DaHuzyBru, via Wikimedia Commons / Sport Wales launched their strategic equality plan in 2020
“I could now have this day where I got to see a roomful of people who had been contributing in various disciplines and leadership roles in sport across Wales, and could demonstrate to the mainstream sport stakeholders that these people existed.”
The embodiment of Rajma’s vision
The primary aim of WEDSA was to recognise and celebrate the contributions people from ethnic minority backgrounds were making in sports across Wales, in an authentic and comfortable space.
The first of hopefully many more WEDSA’s to come
However, another key aim of the event was to profile all the finalists and winners as role models within their communities and enable them to inspire the next generation to take up sport, because as Rajma says, “role models are vital, you can’t be what you can’t see.”
Those who will go on to inspire the next generation
Mainstream sports providers were also in attendance, which offered the finalists and winners a unique networking opportunity, and made them visible to the stakeholders and decision-makers in the Welsh sports ecosystem.
A notable attendee was Dawn Bowden, Deputy Minister of the Welsh Government for Arts, Sport, and Tourism.
Dawn Bowden making her remarks at WEDSA
On the Awards, Deputy Minister Bowden said, “It is a key priority for Welsh Government to promote equal access to sports, and to support our talented athletes and grassroots clubs.
“The Wales Ethnic Diversity Sports Awards is a celebration of our ethnic minority athletes, coaches, volunteers, and leaders.
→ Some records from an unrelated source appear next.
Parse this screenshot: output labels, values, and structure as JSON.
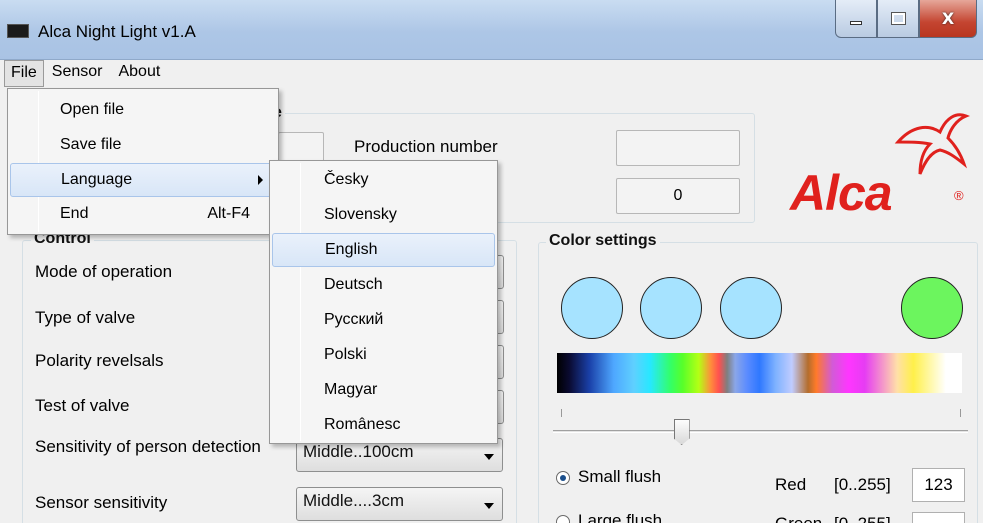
{
  "window": {
    "title": "Alca Night Light  v1.A",
    "buttons": {
      "minimize_icon": "minimize-icon",
      "maximize_icon": "maximize-icon",
      "close_glyph": "X"
    }
  },
  "menubar": {
    "file": "File",
    "sensor": "Sensor",
    "about": "About"
  },
  "file_menu": {
    "items": [
      {
        "label": "Open file",
        "shortcut": ""
      },
      {
        "label": "Save file",
        "shortcut": ""
      },
      {
        "label": "Language",
        "shortcut": ""
      },
      {
        "label": "End",
        "shortcut": "Alt-F4"
      }
    ]
  },
  "language_menu": {
    "items": [
      "Česky",
      "Slovensky",
      "English",
      "Deutsch",
      "Русский",
      "Polski",
      "Magyar",
      "Românesc"
    ],
    "highlighted": "English"
  },
  "info_group": {
    "title_fragment": "e",
    "production_number_label": "Production number",
    "production_number_value": "",
    "count_value": "0"
  },
  "logo": {
    "text": "Alca",
    "reg": "®"
  },
  "control": {
    "title": "Control",
    "labels": [
      "Mode of operation",
      "Type of valve",
      "Polarity revelsals",
      "Test of valve",
      "Sensitivity of person detection",
      "Sensor sensitivity"
    ],
    "person_detection_value": "Middle..100cm",
    "sensor_sensitivity_value": "Middle....3cm"
  },
  "color_settings": {
    "title": "Color settings",
    "circle_colors": [
      "#a6e3ff",
      "#a6e3ff",
      "#a6e3ff",
      "#6cf55e"
    ],
    "small_flush_label": "Small flush",
    "large_flush_label": "Large flush",
    "red_label": "Red",
    "range_label": "[0..255]",
    "red_value": "123",
    "green_label": "Green",
    "slider_position": 0.31
  }
}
All the nominees are making such a positive impact on sport in Wales and the winners in each category rightly deserve their moment in the spotlight.
“I hope these awards become an annual event in the sporting calendar, so we continue to recognise the people who motivate and inspire others in their community and across Wales to enjoy the benefits of sport and to express their talent.”
When will the next WEDSA be held?
The plans are for the next WEDSA to be held in 2025 and for the awards to run on a biannual basis.
Sport Wales, Wales Council for Voluntary Action, Women Connect First, and Cardiff Third Sector Council were the event partners of the awards
Rajma says, “We want to be able to do the awards every two years, we don’t want to do it yearly because we would very quickly saturate our audience. I think we also just need some time to reflect and see what learning we can take for the future.
“But now we’ve got the template, we’ve got our contacts, we’ve got an idea of how much it’s going to cost and we’ve got all our texts and write-ups for the nominations.
“We’ve set the scene and it shouldn’t be as hard going forward, meaning we can start planning the 2025 awards much earlier.”